As the end of 2023 looms, many high net worth individuals find that now is the perfect time to reevaluate their investment portfolio strategies––specifically from a tax perspective. Direct oil and gas investments right now in 2023 in an oil and gas drilling partnership can be a smart move to reduce one’s overall tax burden this year. Instead of paying more to Uncle Sam, money that was slated for the 2023 tax bill can be put to work instead, providing significant write-offs while also providing the added benefit of consistent cash flow and return on investment potential.
Congress has enacted several tax incentives in previous years to encourage private investors to participate in the exploration and development of oil and natural gas within the United States. These incentives are not “loop holes” in the tax code. They are specific statutes designed to help stimulate domestic production with the goal of making our country more energy self-sufficient. Every barrel of oil produced helps reduce our dependence on foreign imports. The U.S. Tax Code is currently structured to help support aggressive production, making direct oil and gas ventures one of the best tax advantaged investments available.
Intangible Drilling Costs (IDCs) are drilling expenditures related to expenses such as labor, fuel, chemicals, hauling, etc. IDCs usually represent 70% to 85% of the cost of a well and are eligible to be deducted 100% against taxable income in the first year. For example, investing $50,000 in a project that had 85% of its costs in IDC’s would mean the investor could elect to deduct $42,500 from their taxable income for that year. In a top 39.6% federal tax bracket for individuals, that deduction would save approximately $14,875 in federal income taxes for that tax year. IDCs deductions are available in the year the money was invested, even if the well does not start drilling until March 31 of the year following the contribution of capital.
Oil and gas drilling equipment such as casing, pump jacks, and wellheads are considered Tangible Drilling Costs (TDCs). Continuing with the example above, the remaining $7,500 (15% of the cost of the well) would be classified as TDCs. These costs are capitalized and depreciated over a five-year period.
As with IDCs, Intangible Completion Costs are generally related to non-salvageable goods and services, such as labor, completion materials, completion rig time, fluids etc. ICCs are also generally deductible in the year they are incurred, and usually amount to about 15% of the total well cost.

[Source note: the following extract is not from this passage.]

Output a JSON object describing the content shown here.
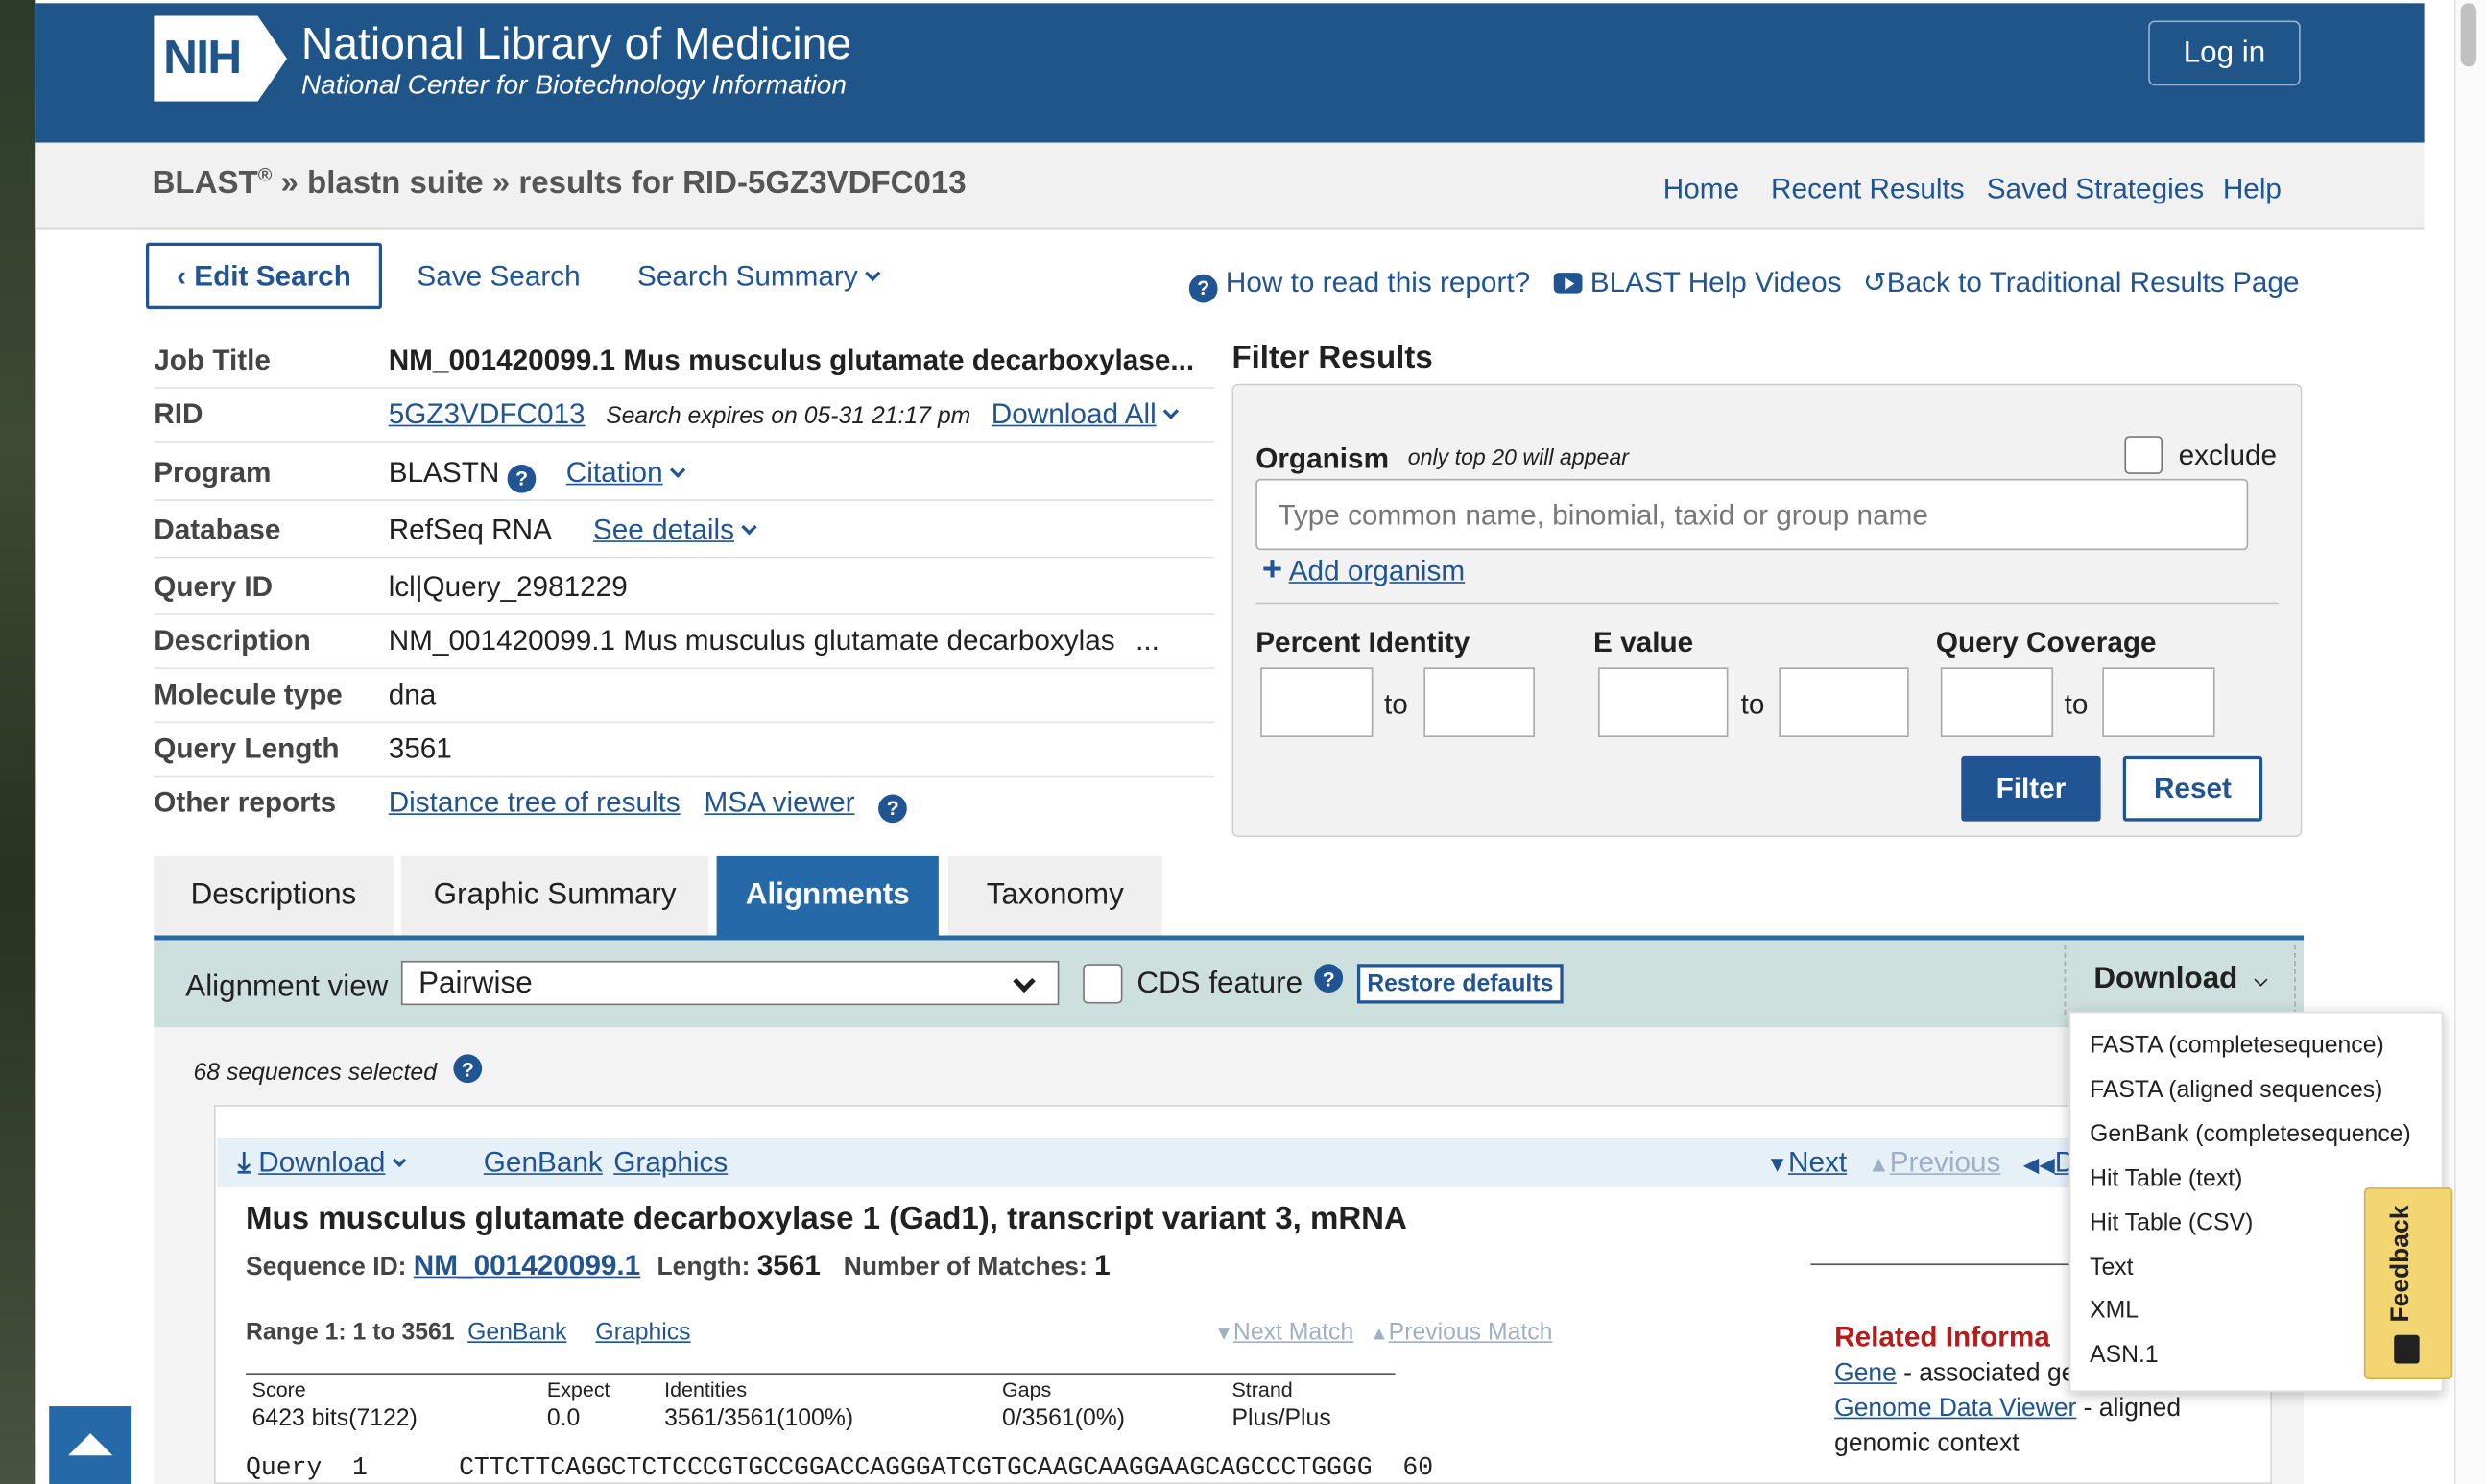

While services and materials used during the drilling process offer no salvage value, equipment used in the completion and production of a well is generally salvageable. Items such as these are usually depreciated over a seven-year period, utilizing the Modified Accelerated Cost Recovery system or MACRS. Equipment in this category includes casing, tanks, wellhead and tree, pumping units etc. Equipment and tangible completion expenses generally account for 25 to 40% of the total well cost.
Once a well is in production, the working interest owners in the well are allowed to shelter some of the gross income derived from the sale of the oil and/or gas through a depletion deduction. Two types of depletion are available, cost and statutory (also referred to as percentage depletion). Cost depletion is calculated based upon the relationship between current production as a percentage of total recoverable reserves. Statutory or percentage depletion is subject to several qualifications and limitations. This deduction will generally shelter 15% of the well’s annual production from income tax.
Lease Operating Expenses cover the day-to-day costs involved with the operation of a well. The expense also covers the costs of re-entry or re-work of an existing producing well. Lease operating expenses are generally deductible in the year incurred, without any AMT consequences.
Lastly, the tax benefits from oil and natural gas production have historically triggered potential taxation under the Alternative Minimum Tax (AMT). However, Congress provided some tax relief in the early 1990’s for “independent producers”. An independent producer was defined as an individual or company with production of 1,000 barrels per day or less. Although there is still the potential for AMT taxation for excess IDCs, percentage or statutory depletion is no longer considered a preference item.
Just a quick look at the seven advantages provided above shows that the tax benefits generated by a direct participation in oil and/or natural gas could be substantial. The immediate IDC deduction is significant––the government effectively subsidizes the capital risk by reducing the participant’s federal, and possibly state income tax. And, on top of reducing your tax burden, you can enjoy the satisfaction of keeping more of your money working for you…while helping support domestic energy independence.
We invite you to contact us today to discuss whether a direct investment in oil and gas is a suitable option for you.
The above general discussion on direct oil and gas investments is provided for background information only. This information is not intended to be individual advice. Prospective participants should consult with their personal tax professional regarding the applicability and effect of any and all benefits for their own personal tax situation. In addition, tax laws change from time to time and there is no guarantee regarding the interpretation of any tax laws. For more information, please visit www.irs.gov.